*MATERIAL FOR THIS EXERCISE*:
..............................

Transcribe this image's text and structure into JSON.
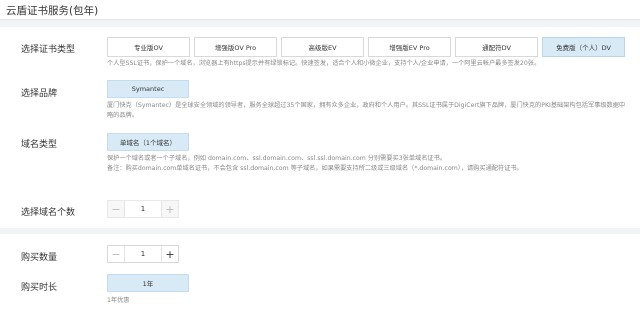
{
  "header": {
    "title": "云盾证书服务(包年)"
  },
  "cert_type": {
    "label": "选择证书类型",
    "options": [
      "专业版OV",
      "增强版OV Pro",
      "高级版EV",
      "增强版EV Pro",
      "通配符DV",
      "免费版（个人）DV"
    ],
    "selected": "免费版（个人）DV",
    "description": "个人型SSL证书，保护一个域名，浏览器上有https提示并有绿锁标记。快速签发，适合个人和小微企业，支持个人/企业申请，一个阿里云帐户最多签发20张。"
  },
  "brand": {
    "label": "选择品牌",
    "selected": "Symantec",
    "description_line1": "厦门快克（Symantec）是全球安全领域的领导者，服务全球超过35个国家，拥有众多企业，政府和个人用户。其SSL证书属于DigiCert旗下品牌，厦门快克的PKI基础架构包括军事级数据中",
    "description_line2": "略的品牌。"
  },
  "domain_type": {
    "label": "域名类型",
    "selected": "单域名（1个域名）",
    "description_line1": "保护一个域名或者一个子域名，例如 domain.com、ssl.domain.com、ssl.ssl.domain.com 分别需要买3张单域名证书。",
    "description_line2": "备注：购买domain.com单域名证书，不会包含 ssl.domain.com 等子域名，如果需要支持所二级或三级域名（*.domain.com），请购买通配符证书。"
  },
  "domain_count": {
    "label": "选择域名个数",
    "value": "1",
    "minus": "−",
    "plus": "+"
  },
  "quantity": {
    "label": "购买数量",
    "value": "1",
    "minus": "−",
    "plus": "+"
  },
  "duration": {
    "label": "购买时长",
    "selected": "1年",
    "note": "1年优惠"
  }
}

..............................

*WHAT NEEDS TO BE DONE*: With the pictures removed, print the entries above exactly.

*YOUR SOLUTION*:
Transcribe this image's text and structure into JSON.
{
  "header": {
    "title": "云盾证书服务(包年)"
  },
  "cert_type": {
    "label": "选择证书类型",
    "options": [
      "专业版OV",
      "增强版OV Pro",
      "高级版EV",
      "增强版EV Pro",
      "通配符DV",
      "免费版（个人）DV"
    ],
    "selected": "免费版（个人）DV",
    "description": "个人型SSL证书，保护一个域名，浏览器上有https提示并有绿锁标记。快速签发，适合个人和小微企业，支持个人/企业申请，一个阿里云帐户最多签发20张。"
  },
  "brand": {
    "label": "选择品牌",
    "selected": "Symantec",
    "description_line1": "厦门快克（Symantec）是全球安全领域的领导者，服务全球超过35个国家，拥有众多企业，政府和个人用户。其SSL证书属于DigiCert旗下品牌，厦门快克的PKI基础架构包括军事级数据中",
    "description_line2": "略的品牌。"
  },
  "domain_type": {
    "label": "域名类型",
    "selected": "单域名（1个域名）",
    "description_line1": "保护一个域名或者一个子域名，例如 domain.com、ssl.domain.com、ssl.ssl.domain.com 分别需要买3张单域名证书。",
    "description_line2": "备注：购买domain.com单域名证书，不会包含 ssl.domain.com 等子域名，如果需要支持所二级或三级域名（*.domain.com），请购买通配符证书。"
  },
  "domain_count": {
    "label": "选择域名个数",
    "value": "1",
    "minus": "−",
    "plus": "+"
  },
  "quantity": {
    "label": "购买数量",
    "value": "1",
    "minus": "−",
    "plus": "+"
  },
  "duration": {
    "label": "购买时长",
    "selected": "1年",
    "note": "1年优惠"
  }
}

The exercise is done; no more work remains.